Web page and app entries:

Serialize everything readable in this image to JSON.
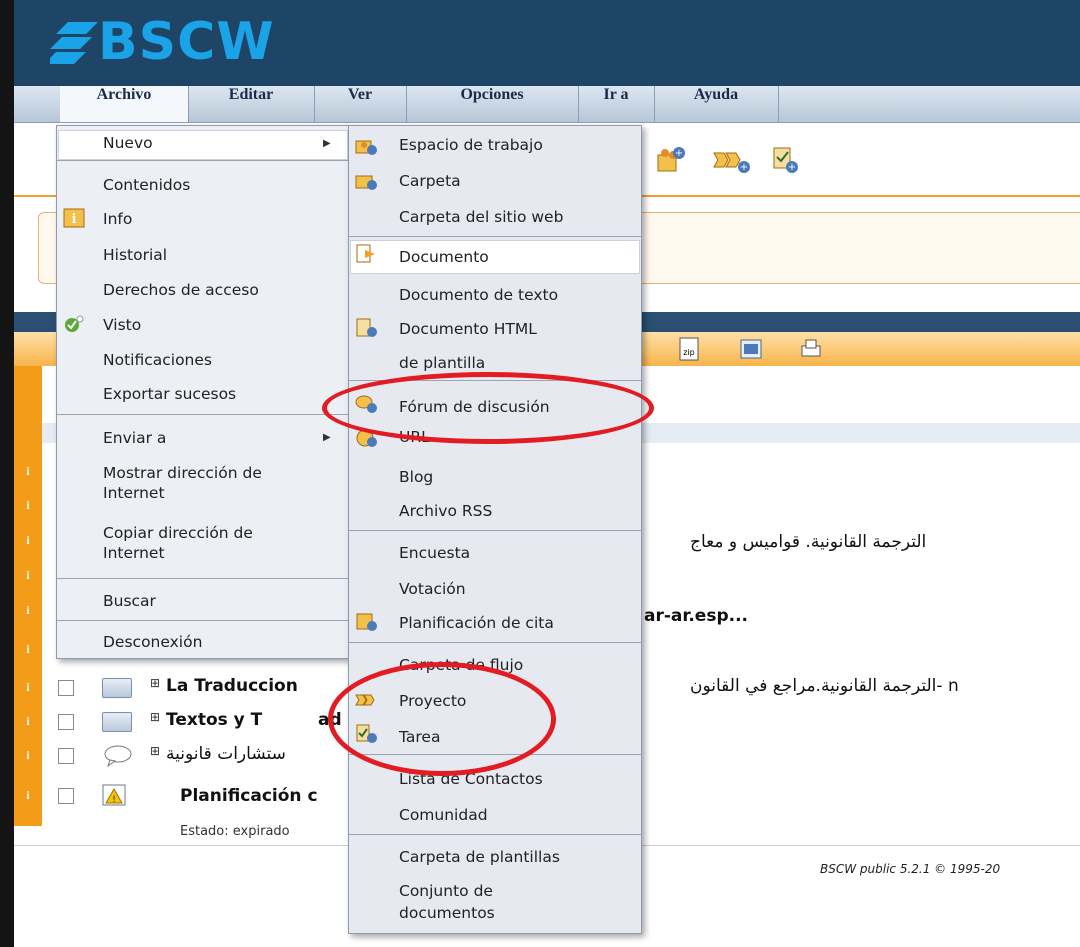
{
  "app": {
    "logo_text": "BSCW"
  },
  "menubar": {
    "items": [
      "Archivo",
      "Editar",
      "Ver",
      "Opciones",
      "Ir a",
      "Ayuda"
    ]
  },
  "archivo_menu": {
    "items": [
      "Nuevo",
      "Contenidos",
      "Info",
      "Historial",
      "Derechos de acceso",
      "Visto",
      "Notificaciones",
      "Exportar sucesos",
      "Enviar a",
      "Mostrar dirección de",
      "Internet",
      "Copiar dirección de",
      "Internet",
      "Buscar",
      "Desconexión"
    ]
  },
  "nuevo_submenu": {
    "items": [
      "Espacio de trabajo",
      "Carpeta",
      "Carpeta del sitio web",
      "Documento",
      "Documento de texto",
      "Documento HTML",
      "de plantilla",
      "Fórum de discusión",
      "URL",
      "Blog",
      "Archivo RSS",
      "Encuesta",
      "Votación",
      "Planificación de cita",
      "Carpeta de flujo",
      "Proyecto",
      "Tarea",
      "Lista de Contactos",
      "Comunidad",
      "Carpeta de plantillas",
      "Conjunto de",
      "documentos"
    ]
  },
  "list": {
    "rows": [
      {
        "text": "الترجمة القانونية. قواميس و معاج"
      },
      {
        "text": "ar-ar.esp..."
      },
      {
        "text": "La Traduccion",
        "extra": "الترجمة القانونية.مراجع في القانون- n"
      },
      {
        "text": "Textos y T",
        "extra": "ad"
      },
      {
        "text": "ستشارات قانونية"
      },
      {
        "text": "Planificación c"
      }
    ],
    "estado_label": "Estado:",
    "estado_value": "expirado"
  },
  "footer": {
    "text": "BSCW public 5.2.1 © 1995-20"
  },
  "colors": {
    "header": "#1e4466",
    "accent_orange": "#f39c1a",
    "highlight_oval": "#e31b23"
  }
}
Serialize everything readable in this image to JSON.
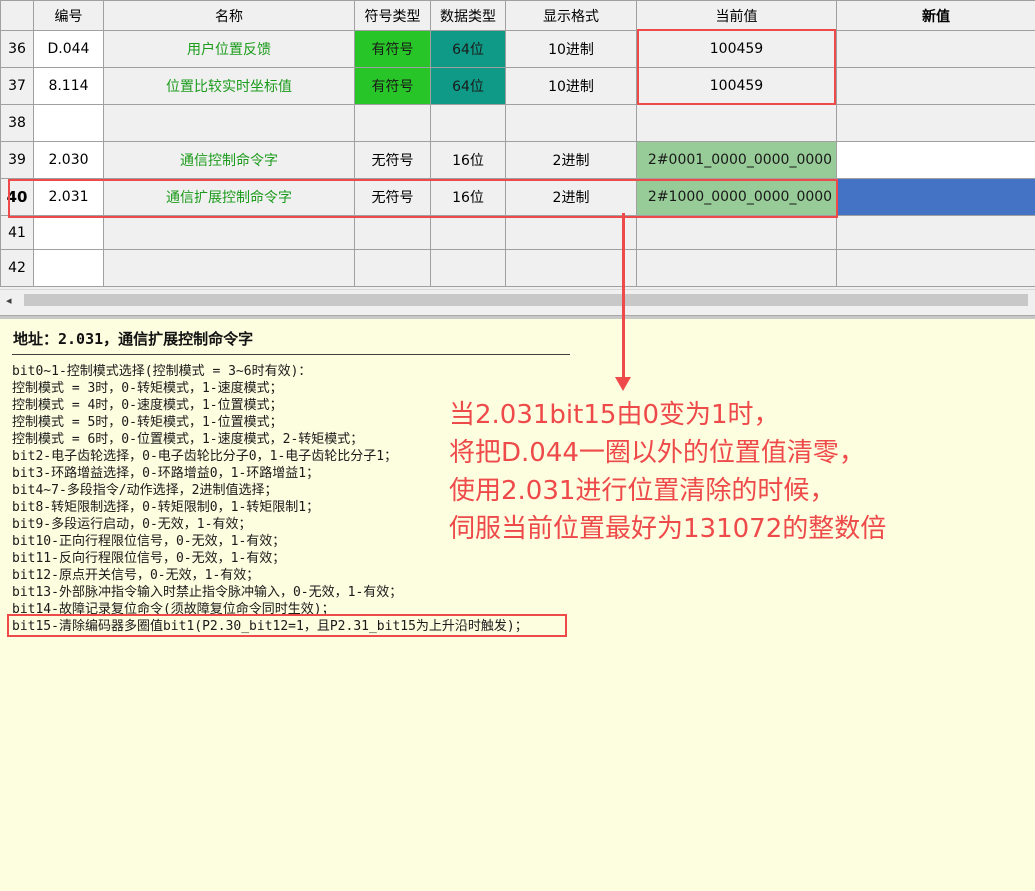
{
  "grid": {
    "headers": {
      "rownum": "",
      "code": "编号",
      "name": "名称",
      "sign_type": "符号类型",
      "data_type": "数据类型",
      "display_format": "显示格式",
      "current_value": "当前值",
      "new_value": "新值"
    },
    "rows": [
      {
        "num": "36",
        "code": "D.044",
        "name": "用户位置反馈",
        "sign_type": "有符号",
        "data_type": "64位",
        "format": "10进制",
        "current": "100459",
        "new": ""
      },
      {
        "num": "37",
        "code": "8.114",
        "name": "位置比较实时坐标值",
        "sign_type": "有符号",
        "data_type": "64位",
        "format": "10进制",
        "current": "100459",
        "new": ""
      },
      {
        "num": "38",
        "code": "",
        "name": "",
        "sign_type": "",
        "data_type": "",
        "format": "",
        "current": "",
        "new": ""
      },
      {
        "num": "39",
        "code": "2.030",
        "name": "通信控制命令字",
        "sign_type": "无符号",
        "data_type": "16位",
        "format": "2进制",
        "current": "2#0001_0000_0000_0000",
        "new": ""
      },
      {
        "num": "40",
        "code": "2.031",
        "name": "通信扩展控制命令字",
        "sign_type": "无符号",
        "data_type": "16位",
        "format": "2进制",
        "current": "2#1000_0000_0000_0000",
        "new": ""
      },
      {
        "num": "41",
        "code": "",
        "name": "",
        "sign_type": "",
        "data_type": "",
        "format": "",
        "current": "",
        "new": ""
      },
      {
        "num": "42",
        "code": "",
        "name": "",
        "sign_type": "",
        "data_type": "",
        "format": "",
        "current": "",
        "new": ""
      }
    ],
    "scroll_left_arrow": "◂"
  },
  "description": {
    "title": "地址：2.031，通信扩展控制命令字",
    "lines": [
      "bit0~1-控制模式选择(控制模式 = 3~6时有效)：",
      "控制模式 = 3时，0-转矩模式，1-速度模式；",
      "控制模式 = 4时，0-速度模式，1-位置模式；",
      "控制模式 = 5时，0-转矩模式，1-位置模式；",
      "控制模式 = 6时，0-位置模式，1-速度模式，2-转矩模式；",
      "bit2-电子齿轮选择，0-电子齿轮比分子0，1-电子齿轮比分子1；",
      "bit3-环路增益选择，0-环路增益0，1-环路增益1；",
      "bit4~7-多段指令/动作选择，2进制值选择；",
      "bit8-转矩限制选择，0-转矩限制0，1-转矩限制1；",
      "bit9-多段运行启动，0-无效，1-有效；",
      "bit10-正向行程限位信号，0-无效，1-有效；",
      "bit11-反向行程限位信号，0-无效，1-有效；",
      "bit12-原点开关信号，0-无效，1-有效；",
      "bit13-外部脉冲指令输入时禁止指令脉冲输入，0-无效，1-有效；",
      "bit14-故障记录复位命令(须故障复位命令同时生效)；",
      "bit15-清除编码器多圈值bit1(P2.30_bit12=1，且P2.31_bit15为上升沿时触发)；"
    ]
  },
  "annotation": {
    "lines": [
      "当2.031bit15由0变为1时，",
      "将把D.044一圈以外的位置值清零，",
      "使用2.031进行位置清除的时候，",
      "伺服当前位置最好为131072的整数倍"
    ],
    "color": "#ee4a4a"
  },
  "colors": {
    "name_text": "#1c9b1c",
    "signed_bg": "#27c527",
    "int64_bg": "#0f9a87",
    "binary_current_bg": "#97cb97",
    "selected_cell": "#4472c4",
    "description_bg": "#fdfde0"
  }
}
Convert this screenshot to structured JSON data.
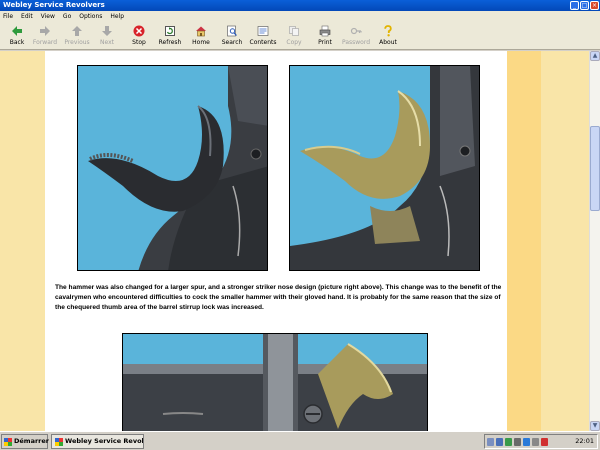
{
  "window": {
    "title": "Webley Service Revolvers"
  },
  "menu": [
    "File",
    "Edit",
    "View",
    "Go",
    "Options",
    "Help"
  ],
  "toolbar": [
    {
      "label": "Back",
      "icon": "back-arrow-icon",
      "enabled": true
    },
    {
      "label": "Forward",
      "icon": "forward-arrow-icon",
      "enabled": false
    },
    {
      "label": "Previous",
      "icon": "up-arrow-icon",
      "enabled": false
    },
    {
      "label": "Next",
      "icon": "down-arrow-icon",
      "enabled": false
    },
    {
      "label": "Stop",
      "icon": "stop-icon",
      "enabled": true
    },
    {
      "label": "Refresh",
      "icon": "refresh-icon",
      "enabled": true
    },
    {
      "label": "Home",
      "icon": "home-icon",
      "enabled": true
    },
    {
      "label": "Search",
      "icon": "search-icon",
      "enabled": true
    },
    {
      "label": "Contents",
      "icon": "contents-icon",
      "enabled": true
    },
    {
      "label": "Copy",
      "icon": "copy-icon",
      "enabled": false
    },
    {
      "label": "Print",
      "icon": "print-icon",
      "enabled": true
    },
    {
      "label": "Password",
      "icon": "password-icon",
      "enabled": false
    },
    {
      "label": "About",
      "icon": "about-icon",
      "enabled": true
    }
  ],
  "content": {
    "caption": "The hammer was also changed for a larger spur, and a stronger striker nose design (picture right above). This change was to the benefit of the cavalrymen who encountered difficulties to cock the smaller hammer with their gloved hand. It is probably for the same reason that the size of the chequered thumb area of the barrel stirrup lock was increased."
  },
  "taskbar": {
    "start_label": "Démarrer",
    "task_label": "Webley Service Revol...",
    "clock": "22:01"
  },
  "colors": {
    "title_bar": "#0a5fd8",
    "page_margin": "#f9e5a8",
    "photo_background": "#5fb6dc"
  }
}
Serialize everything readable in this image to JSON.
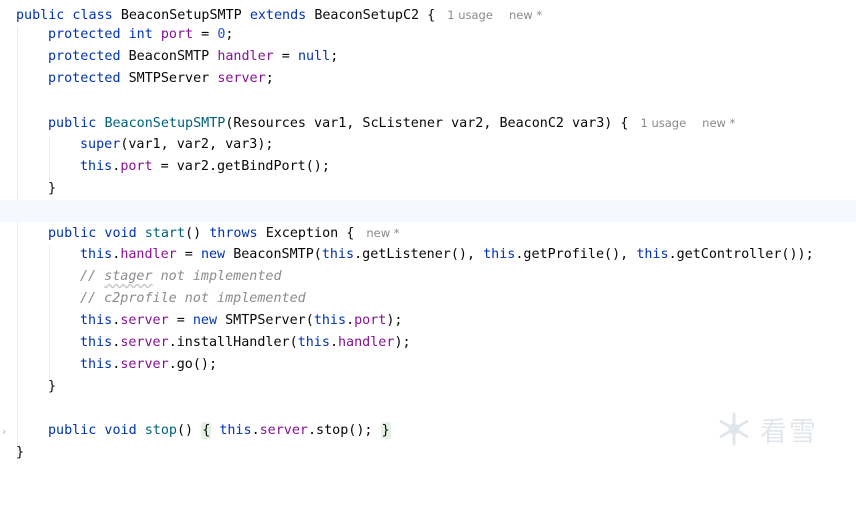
{
  "editor": {
    "gutter_fold_icon": "chevron-right-icon",
    "watermark_icon": "snowflake-icon",
    "watermark_text": "看雪",
    "lines": {
      "l1": {
        "t1": "public class ",
        "t2": "BeaconSetupSMTP ",
        "t3": "extends ",
        "t4": "BeaconSetupC2 {",
        "hint1": "1 usage",
        "hint2": "new *"
      },
      "l2": {
        "t1": "protected int ",
        "t2": "port",
        "t3": " = ",
        "t4": "0",
        "t5": ";"
      },
      "l3": {
        "t1": "protected ",
        "t2": "BeaconSMTP ",
        "t3": "handler",
        "t4": " = ",
        "t5": "null",
        "t6": ";"
      },
      "l4": {
        "t1": "protected ",
        "t2": "SMTPServer ",
        "t3": "server",
        "t4": ";"
      },
      "l6": {
        "t1": "public ",
        "t2": "BeaconSetupSMTP",
        "t3": "(Resources var1, ScListener var2, BeaconC2 var3) {",
        "hint1": "1 usage",
        "hint2": "new *"
      },
      "l7": {
        "t1": "super",
        "t2": "(var1, var2, var3);"
      },
      "l8": {
        "t1": "this",
        "t2": ".",
        "t3": "port",
        "t4": " = var2.getBindPort();"
      },
      "l9": {
        "t1": "}"
      },
      "l11": {
        "t1": "public void ",
        "t2": "start",
        "t3": "() ",
        "t4": "throws ",
        "t5": "Exception {",
        "hint1": "new *"
      },
      "l12": {
        "t1": "this",
        "t2": ".",
        "t3": "handler",
        "t4": " = ",
        "t5": "new ",
        "t6": "BeaconSMTP(",
        "t7": "this",
        "t8": ".getListener(), ",
        "t9": "this",
        "t10": ".getProfile(), ",
        "t11": "this",
        "t12": ".getController());"
      },
      "l13": {
        "t1": "// ",
        "t2": "stager",
        "t3": " not implemented"
      },
      "l14": {
        "t1": "// c2profile not implemented"
      },
      "l15": {
        "t1": "this",
        "t2": ".",
        "t3": "server",
        "t4": " = ",
        "t5": "new ",
        "t6": "SMTPServer(",
        "t7": "this",
        "t8": ".",
        "t9": "port",
        "t10": ");"
      },
      "l16": {
        "t1": "this",
        "t2": ".",
        "t3": "server",
        "t4": ".installHandler(",
        "t5": "this",
        "t6": ".",
        "t7": "handler",
        "t8": ");"
      },
      "l17": {
        "t1": "this",
        "t2": ".",
        "t3": "server",
        "t4": ".go();"
      },
      "l18": {
        "t1": "}"
      },
      "l20": {
        "t1": "public void ",
        "t2": "stop",
        "t3": "() ",
        "t4": "{",
        "t5": " ",
        "t6": "this",
        "t7": ".",
        "t8": "server",
        "t9": ".stop();",
        "t10": " ",
        "t11": "}"
      },
      "l21": {
        "t1": "}"
      }
    }
  }
}
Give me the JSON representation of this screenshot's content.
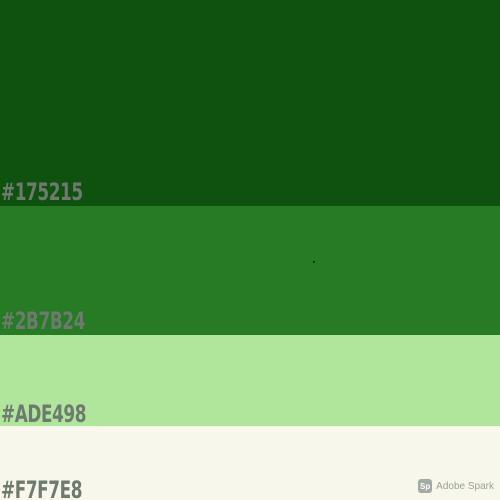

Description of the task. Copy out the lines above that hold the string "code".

Solution to this exercise.
      "code": "编号",
        "code": "D.044",
        "code": "8.114",
        "code": "",
        "code": "2.030",
        "code": "2.031",
        "code": "",
        "code": "",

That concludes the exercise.